Geographical breakdown

Country Count As %
France 1 2%
United States 1 2%
Unknown 48 96%

Demographic breakdown

Readers by professional status Count As %
Student > Ph. D. Student 16 32%
Student > Master 7 14%
Researcher 6 12%
Unspecified 6 12%
Student > Bachelor 5 10%
Other 10 20%
Readers by discipline Count As %
Psychology 22 44%
Unspecified 10 20%
Neuroscience 6 12%
Medicine and Dentistry 4 8%
Business, Management and Accounting 2 4%
Other 6 12%

Attention Score in Context

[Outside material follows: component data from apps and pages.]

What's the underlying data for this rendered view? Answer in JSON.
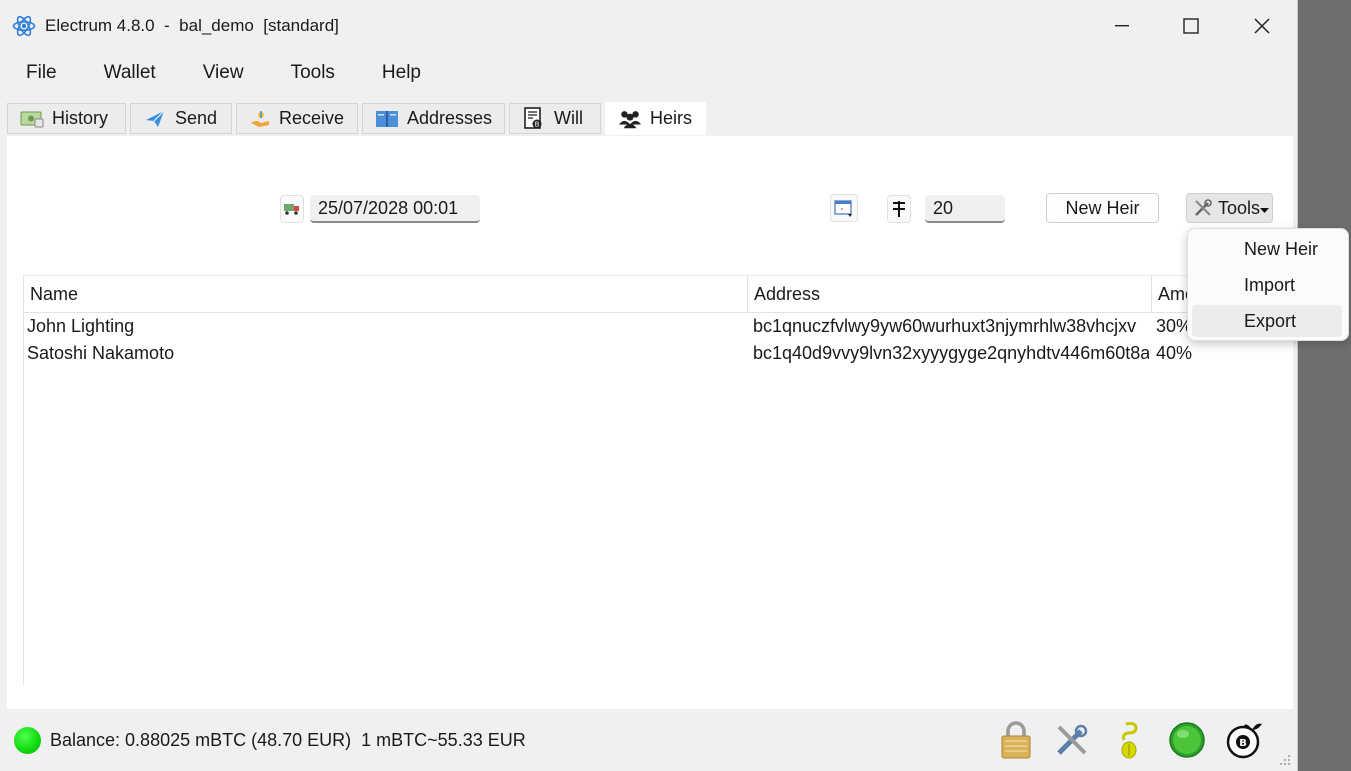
{
  "window": {
    "title": "Electrum 4.8.0  -  bal_demo  [standard]"
  },
  "menu": [
    "File",
    "Wallet",
    "View",
    "Tools",
    "Help"
  ],
  "tabs": [
    {
      "label": "History",
      "icon": "history-icon"
    },
    {
      "label": "Send",
      "icon": "send-icon"
    },
    {
      "label": "Receive",
      "icon": "receive-icon"
    },
    {
      "label": "Addresses",
      "icon": "addresses-icon"
    },
    {
      "label": "Will",
      "icon": "will-icon"
    },
    {
      "label": "Heirs",
      "icon": "heirs-icon",
      "active": true
    }
  ],
  "heirs_toolbar": {
    "locktime": "25/07/2028 00:01",
    "threshold": "20",
    "new_heir_label": "New Heir",
    "tools_label": "Tools"
  },
  "table": {
    "columns": [
      "Name",
      "Address",
      "Amo"
    ],
    "rows": [
      {
        "name": "John Lighting",
        "address": "bc1qnuczfvlwy9yw60wurhuxt3njymrhlw38vhcjxv",
        "amount": "30%"
      },
      {
        "name": "Satoshi Nakamoto",
        "address": "bc1q40d9vvy9lvn32xyyygyge2qnyhdtv446m60t8a",
        "amount": "40%"
      }
    ]
  },
  "tools_menu": {
    "items": [
      "New Heir",
      "Import",
      "Export"
    ],
    "highlighted": "Export"
  },
  "status": {
    "text": "Balance: 0.88025 mBTC (48.70 EUR)  1 mBTC~55.33 EUR",
    "indicator_color": "#1ed41e"
  },
  "colors": {
    "accent": "#2f7fd8",
    "online": "#1ed41e"
  }
}
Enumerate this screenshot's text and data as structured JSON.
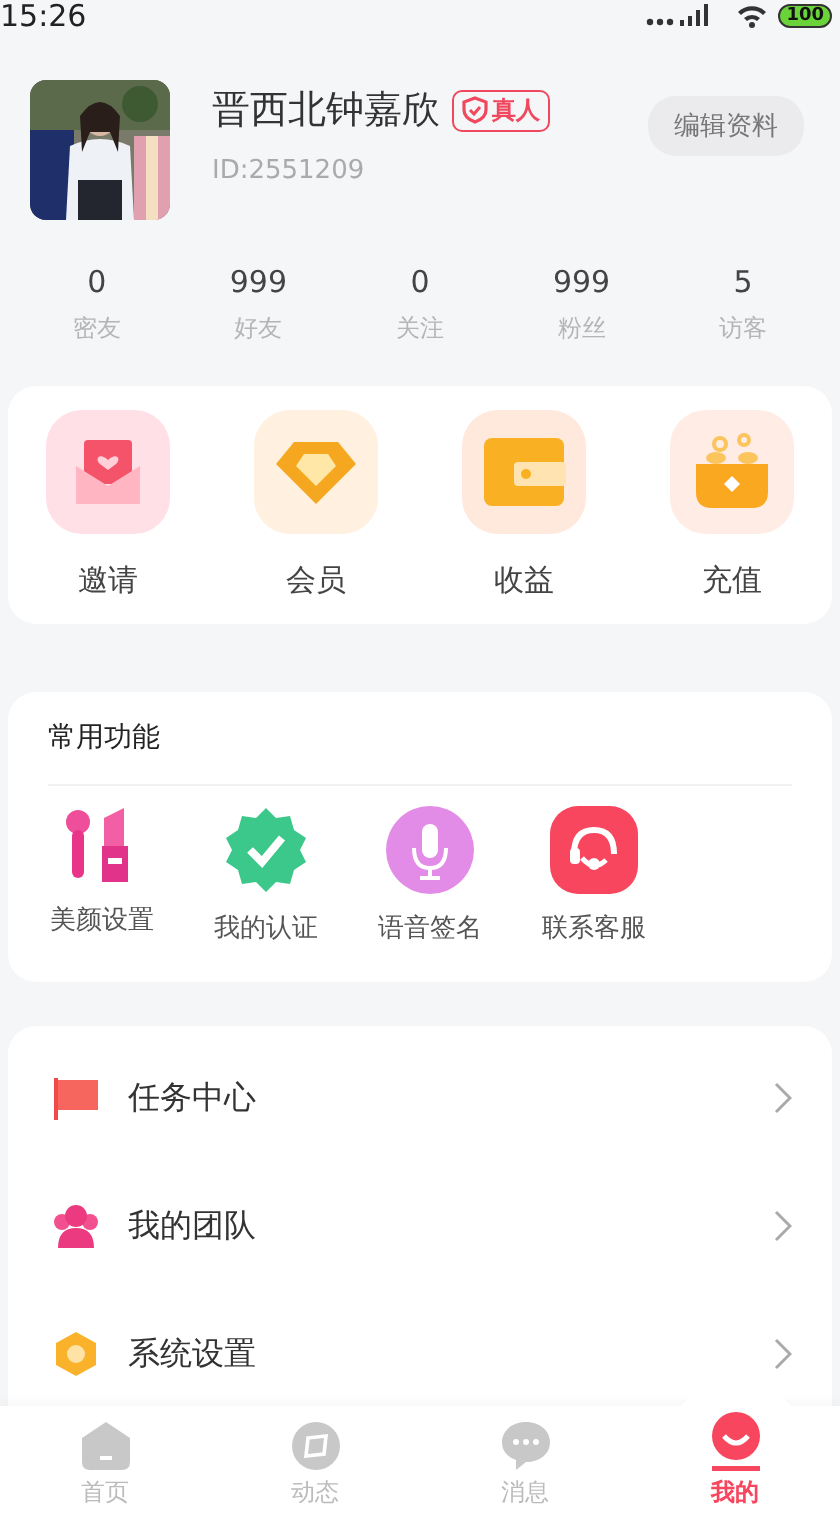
{
  "status_bar": {
    "time": "15:26",
    "battery": "100"
  },
  "profile": {
    "name": "晋西北钟嘉欣",
    "badge": "真人",
    "id": "ID:2551209",
    "edit_button": "编辑资料"
  },
  "stats": [
    {
      "value": "0",
      "label": "密友"
    },
    {
      "value": "999",
      "label": "好友"
    },
    {
      "value": "0",
      "label": "关注"
    },
    {
      "value": "999",
      "label": "粉丝"
    },
    {
      "value": "5",
      "label": "访客"
    }
  ],
  "quick_actions": [
    {
      "label": "邀请"
    },
    {
      "label": "会员"
    },
    {
      "label": "收益"
    },
    {
      "label": "充值"
    }
  ],
  "common_functions": {
    "title": "常用功能",
    "items": [
      {
        "label": "美颜设置"
      },
      {
        "label": "我的认证"
      },
      {
        "label": "语音签名"
      },
      {
        "label": "联系客服"
      }
    ]
  },
  "menu": [
    {
      "label": "任务中心"
    },
    {
      "label": "我的团队"
    },
    {
      "label": "系统设置"
    }
  ],
  "tab_bar": [
    {
      "label": "首页",
      "selected": false
    },
    {
      "label": "动态",
      "selected": false
    },
    {
      "label": "消息",
      "selected": false
    },
    {
      "label": "我的",
      "selected": true
    }
  ]
}
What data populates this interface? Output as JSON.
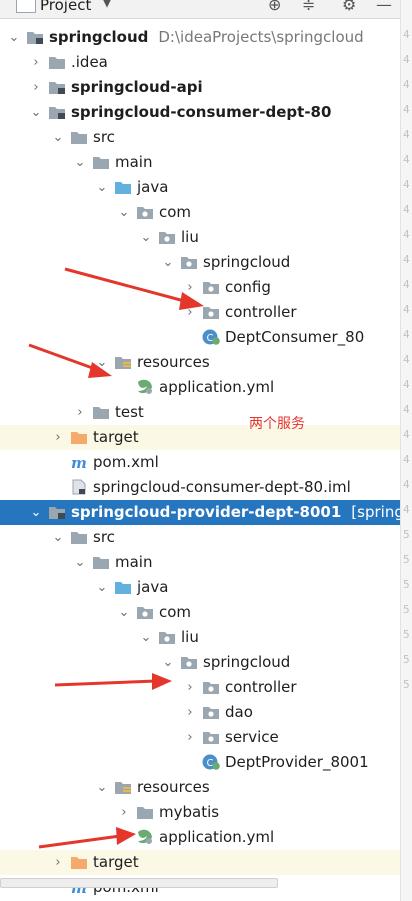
{
  "toolbar": {
    "project_label": "Project",
    "icons": [
      "project-folder-icon",
      "dropdown-icon",
      "locate-icon",
      "collapse-all-icon",
      "settings-gear-icon",
      "hide-icon"
    ]
  },
  "tree": [
    {
      "label": "springcloud",
      "extra": "D:\\ideaProjects\\springcloud",
      "bold": true,
      "icon": "module-folder",
      "indent": 0,
      "chevron": "down"
    },
    {
      "label": ".idea",
      "icon": "folder",
      "indent": 1,
      "chevron": "right"
    },
    {
      "label": "springcloud-api",
      "bold": true,
      "icon": "module-folder",
      "indent": 1,
      "chevron": "right"
    },
    {
      "label": "springcloud-consumer-dept-80",
      "bold": true,
      "icon": "module-folder",
      "indent": 1,
      "chevron": "down"
    },
    {
      "label": "src",
      "icon": "folder",
      "indent": 2,
      "chevron": "down"
    },
    {
      "label": "main",
      "icon": "folder",
      "indent": 3,
      "chevron": "down"
    },
    {
      "label": "java",
      "icon": "source-folder",
      "indent": 4,
      "chevron": "down"
    },
    {
      "label": "com",
      "icon": "package",
      "indent": 5,
      "chevron": "down"
    },
    {
      "label": "liu",
      "icon": "package",
      "indent": 6,
      "chevron": "down"
    },
    {
      "label": "springcloud",
      "icon": "package",
      "indent": 7,
      "chevron": "down"
    },
    {
      "label": "config",
      "icon": "package",
      "indent": 8,
      "chevron": "right"
    },
    {
      "label": "controller",
      "icon": "package",
      "indent": 8,
      "chevron": "right"
    },
    {
      "label": "DeptConsumer_80",
      "icon": "spring-class",
      "indent": 8,
      "chevron": "none"
    },
    {
      "label": "resources",
      "icon": "resources-folder",
      "indent": 4,
      "chevron": "down"
    },
    {
      "label": "application.yml",
      "icon": "spring-yml",
      "indent": 5,
      "chevron": "none"
    },
    {
      "label": "test",
      "icon": "folder",
      "indent": 3,
      "chevron": "right"
    },
    {
      "label": "target",
      "icon": "excluded-folder",
      "indent": 2,
      "chevron": "right",
      "tint": true
    },
    {
      "label": "pom.xml",
      "icon": "maven-file",
      "indent": 2,
      "chevron": "none"
    },
    {
      "label": "springcloud-consumer-dept-80.iml",
      "icon": "iml-file",
      "indent": 2,
      "chevron": "none"
    },
    {
      "label": "springcloud-provider-dept-8001",
      "extra": "[springclou",
      "bold": true,
      "icon": "module-folder",
      "indent": 1,
      "chevron": "down",
      "selected": true
    },
    {
      "label": "src",
      "icon": "folder",
      "indent": 2,
      "chevron": "down"
    },
    {
      "label": "main",
      "icon": "folder",
      "indent": 3,
      "chevron": "down"
    },
    {
      "label": "java",
      "icon": "source-folder",
      "indent": 4,
      "chevron": "down"
    },
    {
      "label": "com",
      "icon": "package",
      "indent": 5,
      "chevron": "down"
    },
    {
      "label": "liu",
      "icon": "package",
      "indent": 6,
      "chevron": "down"
    },
    {
      "label": "springcloud",
      "icon": "package",
      "indent": 7,
      "chevron": "down"
    },
    {
      "label": "controller",
      "icon": "package",
      "indent": 8,
      "chevron": "right"
    },
    {
      "label": "dao",
      "icon": "package",
      "indent": 8,
      "chevron": "right"
    },
    {
      "label": "service",
      "icon": "package",
      "indent": 8,
      "chevron": "right"
    },
    {
      "label": "DeptProvider_8001",
      "icon": "spring-class",
      "indent": 8,
      "chevron": "none"
    },
    {
      "label": "resources",
      "icon": "resources-folder",
      "indent": 4,
      "chevron": "down"
    },
    {
      "label": "mybatis",
      "icon": "folder",
      "indent": 5,
      "chevron": "right"
    },
    {
      "label": "application.yml",
      "icon": "spring-yml",
      "indent": 5,
      "chevron": "none"
    },
    {
      "label": "target",
      "icon": "excluded-folder",
      "indent": 2,
      "chevron": "right",
      "tint": true
    },
    {
      "label": "pom.xml",
      "icon": "maven-file",
      "indent": 2,
      "chevron": "none"
    }
  ],
  "annotation": {
    "text": "两个服务",
    "color": "#e4362b"
  },
  "colors": {
    "selection": "#2675bf",
    "folder": "#9aa7b0",
    "source_folder": "#62b0de",
    "excluded_folder": "#f4aa6b",
    "spring": "#6aab73",
    "maven": "#3d8fd9",
    "annotation_red": "#e4362b"
  },
  "gutter_numbers": [
    "4",
    "4",
    "4",
    "4",
    "4",
    "4",
    "4",
    "4",
    "4",
    "4",
    "4",
    "4",
    "4",
    "4",
    "4",
    "4",
    "4",
    "4",
    "4",
    "4",
    "5",
    "5",
    "5",
    "5",
    "5",
    "5",
    "5"
  ]
}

This research output has an Altmetric Attention Score of 40. This is our high-level measure of the quality and quantity of online attention that it has received. This Attention Score, as well as the ranking and number of research outputs shown below, was calculated when the research output was last mentioned on 14 December 2017.
All research outputs
#427,766
of 13,429,053 outputs
Outputs from Emotion
#118
of 1,574 outputs
Outputs of similar age
#15,975
of 264,842 outputs
Outputs of similar age from Emotion
#3
of 16 outputs
Altmetric has tracked 13,429,053 research outputs across all sources so far. Compared to these this one has done particularly well and is in the 96th percentile: it's in the top 5% of all research outputs ever tracked by Altmetric.
So far Altmetric has tracked 1,574 research outputs from this source. They typically receive a lot more attention than average, with a mean Attention Score of 15.0. This one has done particularly well, scoring higher than 92% of its peers.
Older research outputs will score higher simply because they've had more time to accumulate mentions. To account for age we can compare this Altmetric Attention Score to the 264,842 tracked outputs that were published within six weeks on either side of this one in any source. This one has done particularly well, scoring higher than 93% of its contemporaries.
We're also able to compare this research output to 16 others from the same source and published within six weeks on either side of this one. This one has done well, scoring higher than 81% of its contemporaries.